=== AIM OF THE TASK ===
Without including any pictures, please copy every entry below exactly.

=== RECORDED DATA ===
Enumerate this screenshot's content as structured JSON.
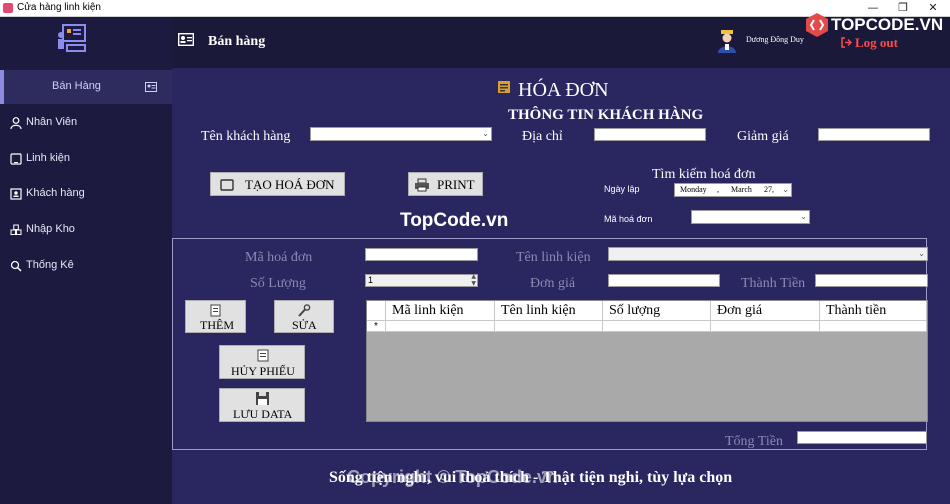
{
  "window": {
    "title": "Cửa hàng linh kiện",
    "min": "—",
    "max": "❐",
    "close": "✕"
  },
  "sidebar": {
    "items": [
      {
        "label": "Bán Hàng"
      },
      {
        "label": "Nhân Viên"
      },
      {
        "label": "Linh kiện"
      },
      {
        "label": "Khách hàng"
      },
      {
        "label": "Nhập Kho"
      },
      {
        "label": "Thống Kê"
      }
    ]
  },
  "header": {
    "title": "Bán hàng",
    "user": "Dương Đông Duy",
    "logout": "Log out"
  },
  "invoice": {
    "title": "HÓA ĐƠN",
    "customer_section": "THÔNG TIN KHÁCH HÀNG",
    "customer_name_label": "Tên khách hàng",
    "address_label": "Địa chỉ",
    "discount_label": "Giảm giá",
    "create_button": "TẠO HOÁ ĐƠN",
    "print_button": "PRINT",
    "search_title": "Tìm kiếm hoá đơn",
    "date_label": "Ngày lập",
    "date_value": {
      "weekday": "Monday",
      "sep": ",",
      "month": "March",
      "day": "27,"
    },
    "invoice_id_label": "Mã hoá đơn"
  },
  "detail": {
    "invoice_id_label": "Mã hoá đơn",
    "component_name_label": "Tên linh kiện",
    "quantity_label": "Số Lượng",
    "quantity_value": "1",
    "unit_price_label": "Đơn giá",
    "total_label": "Thành Tiền",
    "add_button": "THÊM",
    "edit_button": "SỬA",
    "cancel_button": "HỦY PHIẾU",
    "save_button": "LƯU DATA",
    "grand_total_label": "Tổng Tiền"
  },
  "grid": {
    "columns": [
      "Mã linh kiện",
      "Tên linh kiện",
      "Số lượng",
      "Đơn giá",
      "Thành tiền"
    ],
    "new_row_marker": "*"
  },
  "watermarks": {
    "logo": "TOPCODE.VN",
    "center": "TopCode.vn",
    "footer_slogan": "Sống tiện nghi, vui thoả thích - Thật tiện nghi, tùy lựa chọn",
    "footer_copyright": "Copyright © TopCode.vn"
  }
}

=== COMPLETED TASK ===
Enumerate this screenshot's content as structured JSON.
{
  "window": {
    "title": "Cửa hàng linh kiện",
    "min": "—",
    "max": "❐",
    "close": "✕"
  },
  "sidebar": {
    "items": [
      {
        "label": "Bán Hàng"
      },
      {
        "label": "Nhân Viên"
      },
      {
        "label": "Linh kiện"
      },
      {
        "label": "Khách hàng"
      },
      {
        "label": "Nhập Kho"
      },
      {
        "label": "Thống Kê"
      }
    ]
  },
  "header": {
    "title": "Bán hàng",
    "user": "Dương Đông Duy",
    "logout": "Log out"
  },
  "invoice": {
    "title": "HÓA ĐƠN",
    "customer_section": "THÔNG TIN KHÁCH HÀNG",
    "customer_name_label": "Tên khách hàng",
    "address_label": "Địa chỉ",
    "discount_label": "Giảm giá",
    "create_button": "TẠO HOÁ ĐƠN",
    "print_button": "PRINT",
    "search_title": "Tìm kiếm hoá đơn",
    "date_label": "Ngày lập",
    "date_value": {
      "weekday": "Monday",
      "sep": ",",
      "month": "March",
      "day": "27,"
    },
    "invoice_id_label": "Mã hoá đơn"
  },
  "detail": {
    "invoice_id_label": "Mã hoá đơn",
    "component_name_label": "Tên linh kiện",
    "quantity_label": "Số Lượng",
    "quantity_value": "1",
    "unit_price_label": "Đơn giá",
    "total_label": "Thành Tiền",
    "add_button": "THÊM",
    "edit_button": "SỬA",
    "cancel_button": "HỦY PHIẾU",
    "save_button": "LƯU DATA",
    "grand_total_label": "Tổng Tiền"
  },
  "grid": {
    "columns": [
      "Mã linh kiện",
      "Tên linh kiện",
      "Số lượng",
      "Đơn giá",
      "Thành tiền"
    ],
    "new_row_marker": "*"
  },
  "watermarks": {
    "logo": "TOPCODE.VN",
    "center": "TopCode.vn",
    "footer_slogan": "Sống tiện nghi, vui thoả thích - Thật tiện nghi, tùy lựa chọn",
    "footer_copyright": "Copyright © TopCode.vn"
  }
}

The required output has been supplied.